The Federal Election Commission recently held a public hearing to discuss its March 2018 proposed rule aimed at providing voters with more information about who pays for or sponsors online political advertisements. The private sector has adopted a solution to the issue. On May 22, 2018, the Digital Advertising Alliance (DAA) took the first step to alter the status quo by unveiling a new, industry-wide PoliticalAds transparency initiative designed to bring greater transparency and accountability…
As of January 1, 2014, California law requires operators of websites and online services to publicly disclose how they respond to “do not track” (dnt) signals, though the exact requirements vary depending on whether an entity is a first party (e.g., web publisher) or third party (e.g., ad network). The new law will not require companies to honor dnt signals. Operators of websites and online services should be prepared to update their privacy policies. Background…
Yesterday, the FTC convened a day-long public workshop to discuss updating its “Dot Com Disclosures” guidance on presenting online advertising disclosures. The FTC is considering whether it should overhaul this guidance, which dates to 2000, to address current trends such as social media and mobile advertising. The workshop also included a panel devoted to mobile privacy disclosures. Newly confirmed Commissioner Maureen Ohlhausen kicked off the event by explaining that the FTC does not intend to…

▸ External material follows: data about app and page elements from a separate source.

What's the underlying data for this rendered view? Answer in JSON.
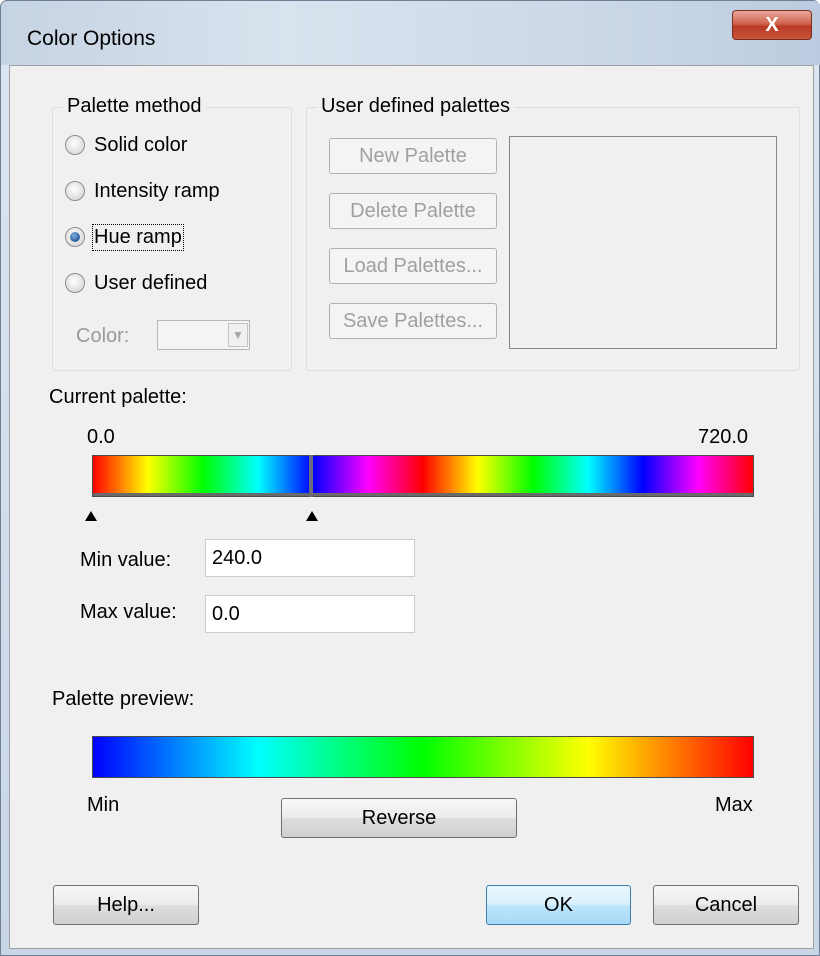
{
  "window": {
    "title": "Color Options",
    "close_glyph": "X"
  },
  "palette_method": {
    "group_label": "Palette method",
    "options": [
      {
        "label": "Solid color",
        "checked": false
      },
      {
        "label": "Intensity ramp",
        "checked": false
      },
      {
        "label": "Hue ramp",
        "checked": true
      },
      {
        "label": "User defined",
        "checked": false
      }
    ],
    "color_label": "Color:"
  },
  "user_palettes": {
    "group_label": "User defined palettes",
    "buttons": [
      "New Palette",
      "Delete Palette",
      "Load Palettes...",
      "Save Palettes..."
    ]
  },
  "current_palette": {
    "label": "Current palette:",
    "range_min": "0.0",
    "range_max": "720.0",
    "marker_glyph": "▲",
    "min_value_label": "Min value:",
    "min_value": "240.0",
    "max_value_label": "Max value:",
    "max_value": "0.0"
  },
  "preview": {
    "label": "Palette preview:",
    "min_label": "Min",
    "max_label": "Max",
    "reverse_button": "Reverse"
  },
  "footer": {
    "help": "Help...",
    "ok": "OK",
    "cancel": "Cancel"
  },
  "colors": {
    "dialog_bg": "#f0f0f0",
    "title_bg": "#d9e3ee",
    "close_red": "#c8553b",
    "default_button_border": "#3c7fb1"
  }
}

Last week the FTC hosted “Paper, Plastic … or Mobile? An FTC Workshop on Mobile Payments,” to examine the use of mobile payments in the marketplace and how emerging technologies affect consumers. The workshop lasted throughout the day, consisting of presentations and panels with representatives from business, law, finance, and consumer advocacy organizations. At the outset, David Vladeck, Director of the Bureau of Consumer Protection at the FTC, stated that the purpose of the workshop…
The Federal Trade Commission (“Commission” or “FTC”) released the much-anticipated final version of its report entitled “Protecting Consumer Privacy in an Era of Rapid Change” (“Final Report”), which sets forth legislative recommendations for policymakers concerning privacy and data security and best practices for business for addressing online and offline privacy concerns.  While not intended to serve as a template for law enforcement actions or a proxy for agency regulation, the FTC’s framework will…